(Data items)
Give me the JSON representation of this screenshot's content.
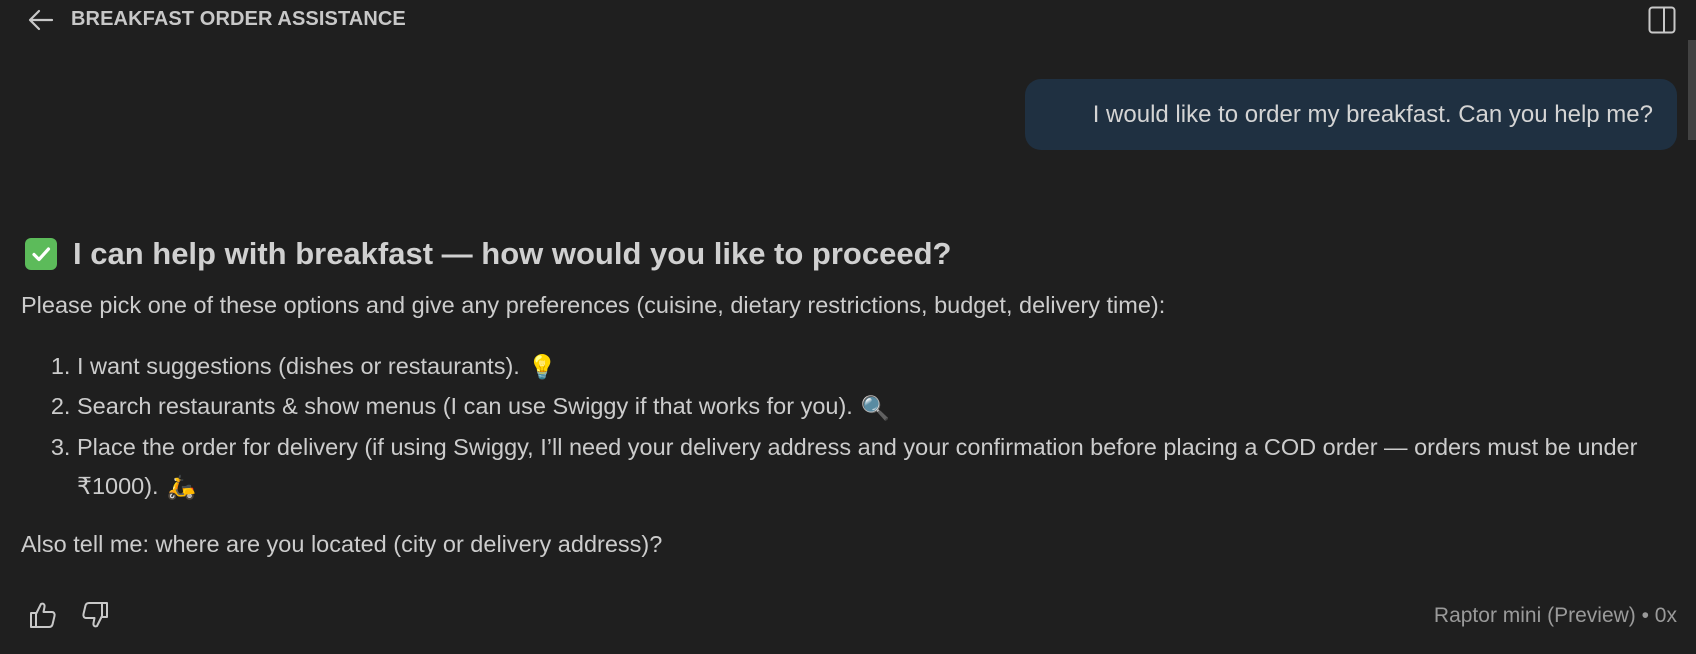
{
  "header": {
    "title": "BREAKFAST ORDER ASSISTANCE",
    "back_icon": "arrow-left-icon",
    "panel_icon": "split-panel-icon"
  },
  "chat": {
    "user_message": "I would like to order my breakfast. Can you help me?",
    "response": {
      "heading_emoji": "white-check-mark",
      "heading": "I can help with breakfast — how would you like to proceed?",
      "intro": "Please pick one of these options and give any preferences (cuisine, dietary restrictions, budget, delivery time):",
      "options": [
        {
          "text": "I want suggestions (dishes or restaurants).",
          "emoji": "💡"
        },
        {
          "text": "Search restaurants & show menus (I can use Swiggy if that works for you).",
          "emoji": "🔍"
        },
        {
          "text": "Place the order for delivery (if using Swiggy, I’ll need your delivery address and your confirmation before placing a COD order — orders must be under ₹1000).",
          "emoji": "🛵"
        }
      ],
      "location_question": "Also tell me: where are you located (city or delivery address)?"
    }
  },
  "footer": {
    "model_info": "Raptor mini (Preview) • 0x"
  },
  "colors": {
    "background": "#1f1f1f",
    "user_bubble": "#1f3041",
    "check": "#5cbb5a",
    "muted_text": "#9a9a9a"
  }
}
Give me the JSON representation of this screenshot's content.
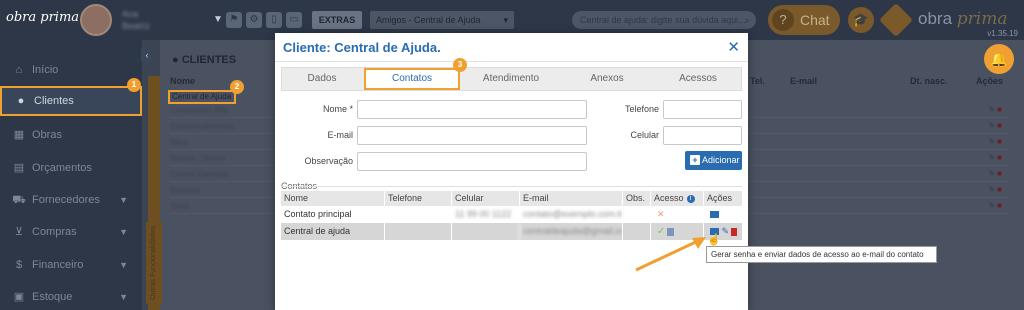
{
  "topbar": {
    "logo": "obra prima",
    "user_name_line1": "Ana",
    "user_name_line2": "Beatriz",
    "extras_label": "EXTRAS",
    "context_select": "Amigos - Central de Ajuda",
    "search_placeholder": "Central de ajuda: digite sua dúvida aqui...",
    "chat_label": "Chat",
    "brand_text": "obra",
    "brand_italic": "prima",
    "version": "v1.35.19"
  },
  "sidebar": {
    "items": [
      {
        "label": "Início",
        "icon": "home-icon",
        "glyph": "⌂"
      },
      {
        "label": "Clientes",
        "icon": "user-icon",
        "glyph": "●"
      },
      {
        "label": "Obras",
        "icon": "building-icon",
        "glyph": "▦"
      },
      {
        "label": "Orçamentos",
        "icon": "calculator-icon",
        "glyph": "▤"
      },
      {
        "label": "Fornecedores",
        "icon": "truck-icon",
        "glyph": "⛟"
      },
      {
        "label": "Compras",
        "icon": "cart-icon",
        "glyph": "⊻"
      },
      {
        "label": "Financeiro",
        "icon": "dollar-icon",
        "glyph": "$"
      },
      {
        "label": "Estoque",
        "icon": "box-icon",
        "glyph": "▣"
      }
    ],
    "vertical_tab": "Outras Funcionalidades"
  },
  "main": {
    "title": "CLIENTES",
    "columns": [
      "Nome",
      "Tel.",
      "E-mail",
      "Dt. nasc.",
      "Ações"
    ],
    "highlighted_row": "Central de Ajuda",
    "rows": [
      "Construtora Alfa",
      "Empreendimentos",
      "Silva",
      "Marcos Oliveira",
      "Cliente Exemplo",
      "Barbosa",
      "Teste"
    ]
  },
  "badges": [
    "1",
    "2",
    "3"
  ],
  "modal": {
    "title": "Cliente: Central de Ajuda.",
    "tabs": [
      "Dados",
      "Contatos",
      "Atendimento",
      "Anexos",
      "Acessos"
    ],
    "form": {
      "nome_label": "Nome *",
      "email_label": "E-mail",
      "observacao_label": "Observação",
      "telefone_label": "Telefone",
      "celular_label": "Celular",
      "add_button": "Adicionar"
    },
    "contacts_section": "Contatos",
    "table": {
      "headers": [
        "Nome",
        "Telefone",
        "Celular",
        "E-mail",
        "Obs.",
        "Acesso",
        "Ações"
      ],
      "rows": [
        {
          "nome": "Contato principal",
          "telefone": "",
          "celular": "11 99 00 1122",
          "email": "contato@exemplo.com.br",
          "obs": ""
        },
        {
          "nome": "Central de ajuda",
          "telefone": "",
          "celular": "",
          "email": "centraldeajuda@gmail.com",
          "obs": ""
        }
      ]
    },
    "tooltip": "Gerar senha e enviar dados de acesso ao e-mail do contato"
  },
  "colors": {
    "accent": "#f0a030",
    "primary": "#2a6cb0",
    "sidebar": "#2d3748"
  }
}
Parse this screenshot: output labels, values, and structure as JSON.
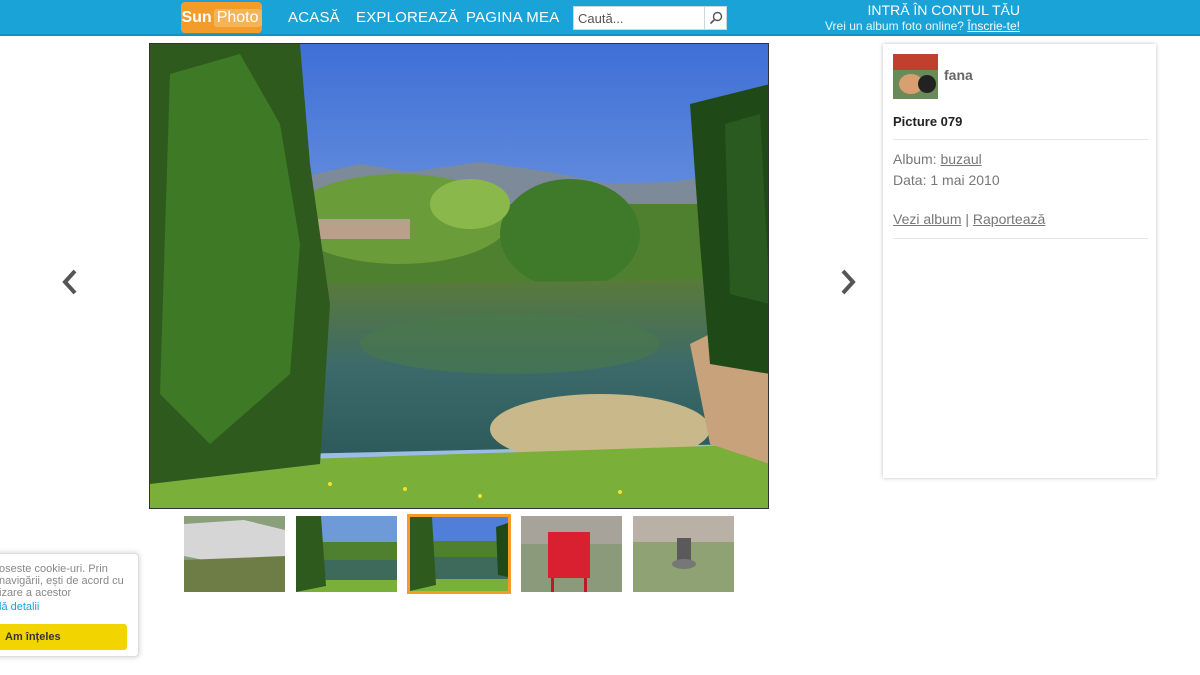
{
  "header": {
    "logo_sun": "Sun",
    "logo_photo": "Photo",
    "nav": {
      "acasa": "ACASĂ",
      "exploreaza": "EXPLOREAZĂ",
      "pagina_mea": "PAGINA MEA"
    },
    "search": {
      "placeholder": "Caută..."
    },
    "login": {
      "line1": "INTRĂ ÎN CONTUL TĂU",
      "line2": "Vrei un album foto online?",
      "signup": "Înscrie-te!"
    },
    "colors": {
      "bar": "#1aa3d6",
      "logo": "#f39c2b"
    }
  },
  "photo": {
    "thumbnails": [
      {
        "subject": "rock cliff"
      },
      {
        "subject": "lake"
      },
      {
        "subject": "lake",
        "active": true
      },
      {
        "subject": "red sign"
      },
      {
        "subject": "statue in park"
      }
    ]
  },
  "sidebar": {
    "username": "fana",
    "title": "Picture 079",
    "album_label": "Album:",
    "album_name": "buzaul",
    "date_label": "Data:",
    "date_value": "1 mai 2010",
    "view_album": "Vezi album",
    "link_sep": "|",
    "report": "Raportează"
  },
  "cookie": {
    "text": "oseste cookie-uri. Prin navigării, ești de acord cu izare a acestor",
    "more": "lă detalii",
    "button": "Am înțeles"
  }
}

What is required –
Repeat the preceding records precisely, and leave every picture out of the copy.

Answer for the task –
Give me the JSON representation of this screenshot's content.
{
  "header": {
    "title": "BREAKFAST ORDER ASSISTANCE",
    "back_icon": "arrow-left-icon",
    "panel_icon": "split-panel-icon"
  },
  "chat": {
    "user_message": "I would like to order my breakfast. Can you help me?",
    "response": {
      "heading_emoji": "white-check-mark",
      "heading": "I can help with breakfast — how would you like to proceed?",
      "intro": "Please pick one of these options and give any preferences (cuisine, dietary restrictions, budget, delivery time):",
      "options": [
        {
          "text": "I want suggestions (dishes or restaurants).",
          "emoji": "💡"
        },
        {
          "text": "Search restaurants & show menus (I can use Swiggy if that works for you).",
          "emoji": "🔍"
        },
        {
          "text": "Place the order for delivery (if using Swiggy, I’ll need your delivery address and your confirmation before placing a COD order — orders must be under ₹1000).",
          "emoji": "🛵"
        }
      ],
      "location_question": "Also tell me: where are you located (city or delivery address)?"
    }
  },
  "footer": {
    "model_info": "Raptor mini (Preview) • 0x"
  },
  "colors": {
    "background": "#1f1f1f",
    "user_bubble": "#1f3041",
    "check": "#5cbb5a",
    "muted_text": "#9a9a9a"
  }
}
Give me the JSON representation of this screenshot's content.
{
  "topbar": {
    "logo": "obra prima",
    "user_name_line1": "Ana",
    "user_name_line2": "Beatriz",
    "extras_label": "EXTRAS",
    "context_select": "Amigos - Central de Ajuda",
    "search_placeholder": "Central de ajuda: digite sua dúvida aqui...",
    "chat_label": "Chat",
    "brand_text": "obra",
    "brand_italic": "prima",
    "version": "v1.35.19"
  },
  "sidebar": {
    "items": [
      {
        "label": "Início",
        "icon": "home-icon",
        "glyph": "⌂"
      },
      {
        "label": "Clientes",
        "icon": "user-icon",
        "glyph": "●"
      },
      {
        "label": "Obras",
        "icon": "building-icon",
        "glyph": "▦"
      },
      {
        "label": "Orçamentos",
        "icon": "calculator-icon",
        "glyph": "▤"
      },
      {
        "label": "Fornecedores",
        "icon": "truck-icon",
        "glyph": "⛟"
      },
      {
        "label": "Compras",
        "icon": "cart-icon",
        "glyph": "⊻"
      },
      {
        "label": "Financeiro",
        "icon": "dollar-icon",
        "glyph": "$"
      },
      {
        "label": "Estoque",
        "icon": "box-icon",
        "glyph": "▣"
      }
    ],
    "vertical_tab": "Outras Funcionalidades"
  },
  "main": {
    "title": "CLIENTES",
    "columns": [
      "Nome",
      "Tel.",
      "E-mail",
      "Dt. nasc.",
      "Ações"
    ],
    "highlighted_row": "Central de Ajuda",
    "rows": [
      "Construtora Alfa",
      "Empreendimentos",
      "Silva",
      "Marcos Oliveira",
      "Cliente Exemplo",
      "Barbosa",
      "Teste"
    ]
  },
  "badges": [
    "1",
    "2",
    "3"
  ],
  "modal": {
    "title": "Cliente: Central de Ajuda.",
    "tabs": [
      "Dados",
      "Contatos",
      "Atendimento",
      "Anexos",
      "Acessos"
    ],
    "form": {
      "nome_label": "Nome *",
      "email_label": "E-mail",
      "observacao_label": "Observação",
      "telefone_label": "Telefone",
      "celular_label": "Celular",
      "add_button": "Adicionar"
    },
    "contacts_section": "Contatos",
    "table": {
      "headers": [
        "Nome",
        "Telefone",
        "Celular",
        "E-mail",
        "Obs.",
        "Acesso",
        "Ações"
      ],
      "rows": [
        {
          "nome": "Contato principal",
          "telefone": "",
          "celular": "11 99 00 1122",
          "email": "contato@exemplo.com.br",
          "obs": ""
        },
        {
          "nome": "Central de ajuda",
          "telefone": "",
          "celular": "",
          "email": "centraldeajuda@gmail.com",
          "obs": ""
        }
      ]
    },
    "tooltip": "Gerar senha e enviar dados de acesso ao e-mail do contato"
  },
  "colors": {
    "accent": "#f0a030",
    "primary": "#2a6cb0",
    "sidebar": "#2d3748"
  }
}
Parse this screenshot: output labels, values, and structure as JSON.
{
  "header": {
    "logo_sun": "Sun",
    "logo_photo": "Photo",
    "nav": {
      "acasa": "ACASĂ",
      "exploreaza": "EXPLOREAZĂ",
      "pagina_mea": "PAGINA MEA"
    },
    "search": {
      "placeholder": "Caută..."
    },
    "login": {
      "line1": "INTRĂ ÎN CONTUL TĂU",
      "line2": "Vrei un album foto online?",
      "signup": "Înscrie-te!"
    },
    "colors": {
      "bar": "#1aa3d6",
      "logo": "#f39c2b"
    }
  },
  "photo": {
    "thumbnails": [
      {
        "subject": "rock cliff"
      },
      {
        "subject": "lake"
      },
      {
        "subject": "lake",
        "active": true
      },
      {
        "subject": "red sign"
      },
      {
        "subject": "statue in park"
      }
    ]
  },
  "sidebar": {
    "username": "fana",
    "title": "Picture 079",
    "album_label": "Album:",
    "album_name": "buzaul",
    "date_label": "Data:",
    "date_value": "1 mai 2010",
    "view_album": "Vezi album",
    "link_sep": "|",
    "report": "Raportează"
  },
  "cookie": {
    "text": "oseste cookie-uri. Prin navigării, ești de acord cu izare a acestor",
    "more": "lă detalii",
    "button": "Am înțeles"
  }
}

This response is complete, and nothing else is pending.